NBA Commissioner David Stern presided over the Heat's championship ring ceremony last night prior to their season opener against the Celtics and acknowledged the effects of Hurricane Sandy. However, Stern committed a noticeable error by naming the wrong storm. Stern said to the crowd from center court, "I know that everyone around America watching has in their thoughts and their abiding concerns those who were affected by the tragedy of Hurricane Katrina and its aftermath. That said, we have a celebration tonight" ("NBA Tip-Off," TNT, 10/30). YAHOO SPORTS’ Dan Devine noted after the Heat had received their title rings, TNT’s Ernie Johnson addressed the misstep and "clarified that the commissioner obviously intended to say 'Sandy'" (SPORTS.YAHOO.com, 10/30).

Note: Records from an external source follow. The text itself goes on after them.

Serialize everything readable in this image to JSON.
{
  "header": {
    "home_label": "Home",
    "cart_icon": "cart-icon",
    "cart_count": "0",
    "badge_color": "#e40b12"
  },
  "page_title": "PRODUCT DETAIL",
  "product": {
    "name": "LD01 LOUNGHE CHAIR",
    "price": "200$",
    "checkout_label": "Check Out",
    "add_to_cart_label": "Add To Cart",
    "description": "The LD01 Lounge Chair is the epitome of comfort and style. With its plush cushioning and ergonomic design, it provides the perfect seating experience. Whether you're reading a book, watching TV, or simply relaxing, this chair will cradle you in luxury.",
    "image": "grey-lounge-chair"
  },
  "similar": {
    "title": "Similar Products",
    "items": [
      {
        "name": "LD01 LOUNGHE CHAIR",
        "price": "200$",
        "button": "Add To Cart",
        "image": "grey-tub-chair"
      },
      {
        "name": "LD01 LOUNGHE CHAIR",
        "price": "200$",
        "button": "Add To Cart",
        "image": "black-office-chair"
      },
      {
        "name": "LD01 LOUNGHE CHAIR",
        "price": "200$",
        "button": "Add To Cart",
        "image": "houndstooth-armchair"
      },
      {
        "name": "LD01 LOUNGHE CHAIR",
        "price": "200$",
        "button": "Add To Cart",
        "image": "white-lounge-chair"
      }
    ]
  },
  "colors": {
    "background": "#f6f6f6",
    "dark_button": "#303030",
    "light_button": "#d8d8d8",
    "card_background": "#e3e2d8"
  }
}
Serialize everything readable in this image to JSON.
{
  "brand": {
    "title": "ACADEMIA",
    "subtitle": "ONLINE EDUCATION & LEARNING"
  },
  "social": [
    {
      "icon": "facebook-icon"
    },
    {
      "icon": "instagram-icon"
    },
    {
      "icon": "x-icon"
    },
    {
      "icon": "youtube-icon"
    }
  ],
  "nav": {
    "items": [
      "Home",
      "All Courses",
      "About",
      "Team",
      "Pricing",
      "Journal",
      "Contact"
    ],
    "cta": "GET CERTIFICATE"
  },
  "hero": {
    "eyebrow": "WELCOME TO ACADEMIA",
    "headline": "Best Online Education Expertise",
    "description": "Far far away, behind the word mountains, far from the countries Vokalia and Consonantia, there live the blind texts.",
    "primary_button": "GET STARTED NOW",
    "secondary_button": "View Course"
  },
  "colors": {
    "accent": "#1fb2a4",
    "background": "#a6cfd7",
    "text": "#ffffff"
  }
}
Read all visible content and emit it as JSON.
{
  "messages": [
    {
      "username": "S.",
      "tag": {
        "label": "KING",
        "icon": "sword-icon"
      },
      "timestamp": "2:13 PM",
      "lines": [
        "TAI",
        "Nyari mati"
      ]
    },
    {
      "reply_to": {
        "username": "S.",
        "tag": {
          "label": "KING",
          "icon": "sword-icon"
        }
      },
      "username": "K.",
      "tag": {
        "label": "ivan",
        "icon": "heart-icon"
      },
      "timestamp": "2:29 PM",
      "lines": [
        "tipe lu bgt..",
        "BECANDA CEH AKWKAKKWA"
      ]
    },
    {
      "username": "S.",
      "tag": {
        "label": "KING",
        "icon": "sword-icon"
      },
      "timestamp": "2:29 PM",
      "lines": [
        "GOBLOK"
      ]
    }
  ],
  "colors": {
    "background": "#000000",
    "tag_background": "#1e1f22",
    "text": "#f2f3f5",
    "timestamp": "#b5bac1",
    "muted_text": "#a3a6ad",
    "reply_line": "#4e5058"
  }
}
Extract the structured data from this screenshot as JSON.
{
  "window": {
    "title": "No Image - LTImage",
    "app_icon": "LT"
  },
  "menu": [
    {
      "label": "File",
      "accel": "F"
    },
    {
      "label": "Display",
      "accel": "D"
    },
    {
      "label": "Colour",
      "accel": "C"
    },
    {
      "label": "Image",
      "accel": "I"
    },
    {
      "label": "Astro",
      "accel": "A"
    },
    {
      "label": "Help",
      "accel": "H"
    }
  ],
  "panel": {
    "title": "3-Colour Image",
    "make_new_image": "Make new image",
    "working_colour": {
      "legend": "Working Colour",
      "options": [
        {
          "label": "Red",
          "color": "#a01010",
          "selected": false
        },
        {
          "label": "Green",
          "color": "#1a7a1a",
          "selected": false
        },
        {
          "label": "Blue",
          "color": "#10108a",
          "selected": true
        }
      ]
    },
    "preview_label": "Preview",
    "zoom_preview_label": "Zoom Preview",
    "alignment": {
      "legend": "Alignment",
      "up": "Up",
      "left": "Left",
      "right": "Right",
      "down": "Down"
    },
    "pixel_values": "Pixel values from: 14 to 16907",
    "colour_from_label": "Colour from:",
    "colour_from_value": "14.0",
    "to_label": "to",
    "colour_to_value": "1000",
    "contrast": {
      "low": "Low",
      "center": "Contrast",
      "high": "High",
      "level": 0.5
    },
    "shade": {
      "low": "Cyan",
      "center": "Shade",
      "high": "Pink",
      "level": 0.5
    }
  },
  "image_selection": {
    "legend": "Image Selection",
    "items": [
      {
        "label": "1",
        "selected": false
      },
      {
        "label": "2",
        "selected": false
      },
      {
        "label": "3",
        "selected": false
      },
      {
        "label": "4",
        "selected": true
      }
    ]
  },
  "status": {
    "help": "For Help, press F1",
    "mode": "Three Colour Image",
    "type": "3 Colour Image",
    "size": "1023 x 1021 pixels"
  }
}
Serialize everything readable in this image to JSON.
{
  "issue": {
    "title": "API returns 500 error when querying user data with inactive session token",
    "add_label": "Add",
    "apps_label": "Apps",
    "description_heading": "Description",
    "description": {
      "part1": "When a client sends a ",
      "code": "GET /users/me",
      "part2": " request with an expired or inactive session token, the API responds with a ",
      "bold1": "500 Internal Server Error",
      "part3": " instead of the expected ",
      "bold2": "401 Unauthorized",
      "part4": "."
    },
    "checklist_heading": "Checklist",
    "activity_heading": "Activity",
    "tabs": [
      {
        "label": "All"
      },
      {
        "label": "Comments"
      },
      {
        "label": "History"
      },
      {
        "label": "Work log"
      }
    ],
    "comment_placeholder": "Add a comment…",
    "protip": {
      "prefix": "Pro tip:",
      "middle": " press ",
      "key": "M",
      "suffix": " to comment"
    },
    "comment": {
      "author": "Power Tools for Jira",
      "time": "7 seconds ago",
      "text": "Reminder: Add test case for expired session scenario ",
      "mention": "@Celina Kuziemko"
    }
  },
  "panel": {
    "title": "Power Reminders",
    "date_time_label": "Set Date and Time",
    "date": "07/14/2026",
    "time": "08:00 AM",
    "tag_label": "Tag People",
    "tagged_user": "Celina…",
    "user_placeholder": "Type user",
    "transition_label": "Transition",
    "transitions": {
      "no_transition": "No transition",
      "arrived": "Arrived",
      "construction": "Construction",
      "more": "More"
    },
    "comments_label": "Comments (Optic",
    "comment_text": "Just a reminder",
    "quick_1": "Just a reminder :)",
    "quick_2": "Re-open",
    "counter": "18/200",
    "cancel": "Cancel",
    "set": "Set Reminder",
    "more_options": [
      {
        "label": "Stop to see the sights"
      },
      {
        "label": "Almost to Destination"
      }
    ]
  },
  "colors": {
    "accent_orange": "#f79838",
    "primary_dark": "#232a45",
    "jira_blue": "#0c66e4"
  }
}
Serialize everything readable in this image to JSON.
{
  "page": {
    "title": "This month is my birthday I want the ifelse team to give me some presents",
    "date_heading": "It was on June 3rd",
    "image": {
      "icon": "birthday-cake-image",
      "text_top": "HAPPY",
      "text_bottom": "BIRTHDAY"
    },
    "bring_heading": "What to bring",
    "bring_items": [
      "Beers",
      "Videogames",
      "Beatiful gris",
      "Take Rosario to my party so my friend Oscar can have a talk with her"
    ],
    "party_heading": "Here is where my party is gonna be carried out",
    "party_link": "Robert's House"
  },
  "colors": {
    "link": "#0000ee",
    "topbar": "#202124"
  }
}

STERN LOOK: With Stern last week announcing his retirement in February '14, TNT’s Charles Barkley called Stern “arguably the greatest commissioner in sports." Barkley said of Stern, "I have a lot of admiration and respect.” TNT’s Kenny Smith added, “When he took over the game, I don’t think it was a global game and now it is played everywhere, all over the world. To me, that’s the biggest addition that he’s done as commissioner.” NBA Deputy Commissioner & COO Adam Silver will replace Stern, and Barkley said, "He’s a great guy, he’s going to do a fantastic job. The only problem Adam has, when you build something so high, trying to maintain that and make it grow is very difficult. Adam is going to do a fantastic job." Smith: “He is following a legend, but he’s been there as well a lot of those years, in all of those meetings, all of his input has been there as well. It’s not new to him that he’s doing it.” Barkley added about Silver, “Do you think he’s going to be nice to me now? Sometimes when people get powerful they forget their little friends” ("NBA Tip-Off," TNT, 10/30). The AP’s Jim Litke wrote under the header, “Is Stern Best Commissioner In Sports?” Stern is “a ‘player's commissioner’ in nearly every sense, which is why the knocks against him have plenty of merit, too.” He “hitched the league's fortunes to the drawing power of its stars at the expense of its teams.” So while Stern “often pays lip service to achieving competitive balance, the dominance of two dozen or so superstars has made the argument moot.” Only eight teams have “won a championship during his stewardship” (SPORTS.YAHOO.com, 10/30).